One day, HTT procurement holds a mandatory supplier summit, at which the new CPO makes an unusual appearance and announces the company will be deploying an aggressive supplier rationalization initiative. Cutting down the current crop of 75 suppliers competing for €55 million in total spend to 10 preferred providers or fewer. You feel confident that your excellent service over the last few years would set you up for success, but the CPO declares to the assembled crowd that in his mind “all providers are the same” and that moving forward “agency services will be treated like the commodity it is and will be priced accordingly in future contracts.” These are disturbing words to say the least and you feel the dramatic culture shift at HTT could be disastrous for your teams’ morale and the future of your business.
How do you respond to ensure Acme is positioned long-term survival? What are the core issues as presented? What actions can you take in the near term to create an opportunity and what options can you avail your team in the long term. How do you fight the “commodity” label and communicate to HTT the value you bring? What additional services can you provide which may turn the tide towards commoditization?
The winning team comprised David Ainsworth, TAPFIN; Giulia Bianchin, Exxon Mobile; Renauld Clavel, Exxon Mobile; Myles Gilbertson, Unilever; Kendarnath Iyer, Uniper Energy; Tara Simon, BNY Mellon; and Remi Van Der Sloot, Draftrucks.
“We had great team dynamics,” Simon said, and a team leader in Ainsworth who set them up for success. “We definitely had varied thoughts, but after brainstorming, the team was satisfied and agreed” on its course of action, Simon noted.
The goal was not only to make clear to HTT the value provided by ACME already, but to map out the future path of ACME’s service delivery and value to HTT.
The team wanted to educate HTT that talent and ACME’s service is not a commodity in these times, Simon explained. “Our track record proves ‘we know what you need before you know it.’”

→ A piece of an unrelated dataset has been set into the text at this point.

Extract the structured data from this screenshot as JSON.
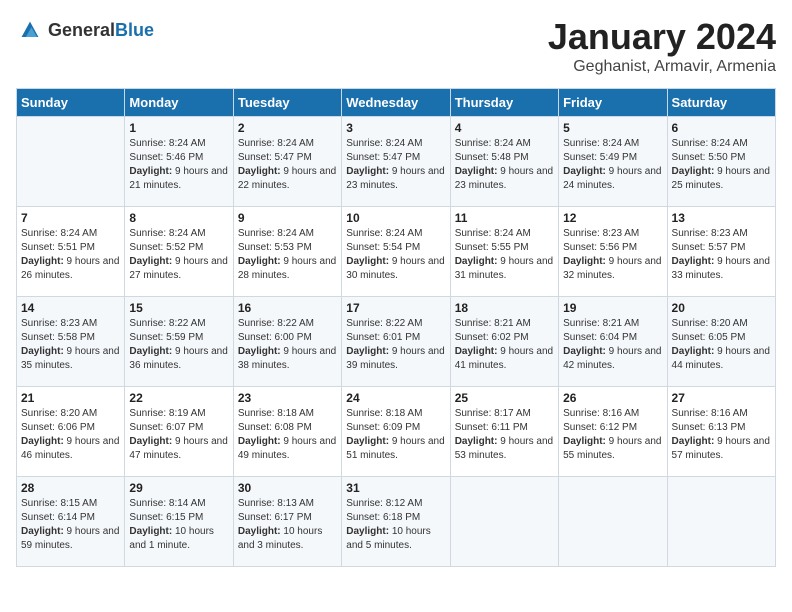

Starting with conducting a discovery of HTT’s requirements and market trends, through to establishing new service delivery components, to painting the picture of the final realized value for HTT, the team detailed a 12-month process by which ACME would go from providing “value to hyper-value.”
ACME would discuss with HTT the state of the IT talent market and, based on its track record and proven value, demonstrate enhanced service delivery through a committed roadmap to becoming a trusted partner to HTT in the future. “We planned to demonstrate how the incorporation of new ACME service lines, an optimized delivery model and the inclusion of AI-based technology would drive enhanced value and access to talent at HTT,” Ainsworth said.
“We had many good responses with varying levels of detail and creativity,” Peña said. The winning teams displayed a strong grasp of the problem as presented and identified viable and creative solutions in an engaging and interesting manner. “They both exhibited a significant amount of sophistication in the quality of their response as well as their obvious teamwork, which resulted in a holistic solution.”